▸ PROBLEM STATEMENT
Filter the listing below down to the lines containing the word "Amado".
********************
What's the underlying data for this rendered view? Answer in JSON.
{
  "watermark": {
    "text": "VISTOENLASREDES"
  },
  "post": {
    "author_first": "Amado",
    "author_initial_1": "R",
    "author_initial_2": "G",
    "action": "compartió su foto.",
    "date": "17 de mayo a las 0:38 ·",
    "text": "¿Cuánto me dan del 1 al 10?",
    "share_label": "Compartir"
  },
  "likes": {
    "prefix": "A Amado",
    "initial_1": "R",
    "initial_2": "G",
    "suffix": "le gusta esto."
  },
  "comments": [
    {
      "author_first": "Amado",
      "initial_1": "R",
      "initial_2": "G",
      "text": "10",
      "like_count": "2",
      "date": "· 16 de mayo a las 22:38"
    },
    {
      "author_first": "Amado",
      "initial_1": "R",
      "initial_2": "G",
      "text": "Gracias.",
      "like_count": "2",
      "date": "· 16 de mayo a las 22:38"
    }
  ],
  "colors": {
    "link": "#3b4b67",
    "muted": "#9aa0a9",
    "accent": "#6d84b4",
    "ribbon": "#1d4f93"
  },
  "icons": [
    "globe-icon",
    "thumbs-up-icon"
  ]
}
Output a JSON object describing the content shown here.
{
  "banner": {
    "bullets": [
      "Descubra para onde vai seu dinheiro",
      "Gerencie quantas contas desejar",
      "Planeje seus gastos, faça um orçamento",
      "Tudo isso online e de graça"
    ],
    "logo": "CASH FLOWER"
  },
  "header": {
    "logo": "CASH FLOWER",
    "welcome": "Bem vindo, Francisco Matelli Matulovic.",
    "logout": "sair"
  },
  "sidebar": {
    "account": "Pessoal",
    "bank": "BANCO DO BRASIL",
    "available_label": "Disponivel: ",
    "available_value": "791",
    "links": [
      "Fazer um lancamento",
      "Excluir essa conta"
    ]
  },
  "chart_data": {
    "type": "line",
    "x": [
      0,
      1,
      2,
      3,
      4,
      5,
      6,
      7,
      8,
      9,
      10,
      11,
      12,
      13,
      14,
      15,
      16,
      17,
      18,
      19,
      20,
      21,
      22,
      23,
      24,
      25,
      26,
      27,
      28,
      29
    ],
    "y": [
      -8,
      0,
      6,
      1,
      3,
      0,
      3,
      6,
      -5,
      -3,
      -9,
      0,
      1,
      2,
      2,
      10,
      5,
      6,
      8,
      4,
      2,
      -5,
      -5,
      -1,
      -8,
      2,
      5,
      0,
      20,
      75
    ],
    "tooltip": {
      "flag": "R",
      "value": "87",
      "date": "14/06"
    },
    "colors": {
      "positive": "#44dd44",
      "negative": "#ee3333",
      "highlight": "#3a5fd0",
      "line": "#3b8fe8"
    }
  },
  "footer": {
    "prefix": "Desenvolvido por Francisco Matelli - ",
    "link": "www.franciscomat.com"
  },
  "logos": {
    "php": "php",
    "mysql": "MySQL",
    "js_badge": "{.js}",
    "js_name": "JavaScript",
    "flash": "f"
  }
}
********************
▸ WRITTEN RESPONSE
    "author_first": "Amado",
    "prefix": "A Amado",
      "author_first": "Amado",
      "author_first": "Amado",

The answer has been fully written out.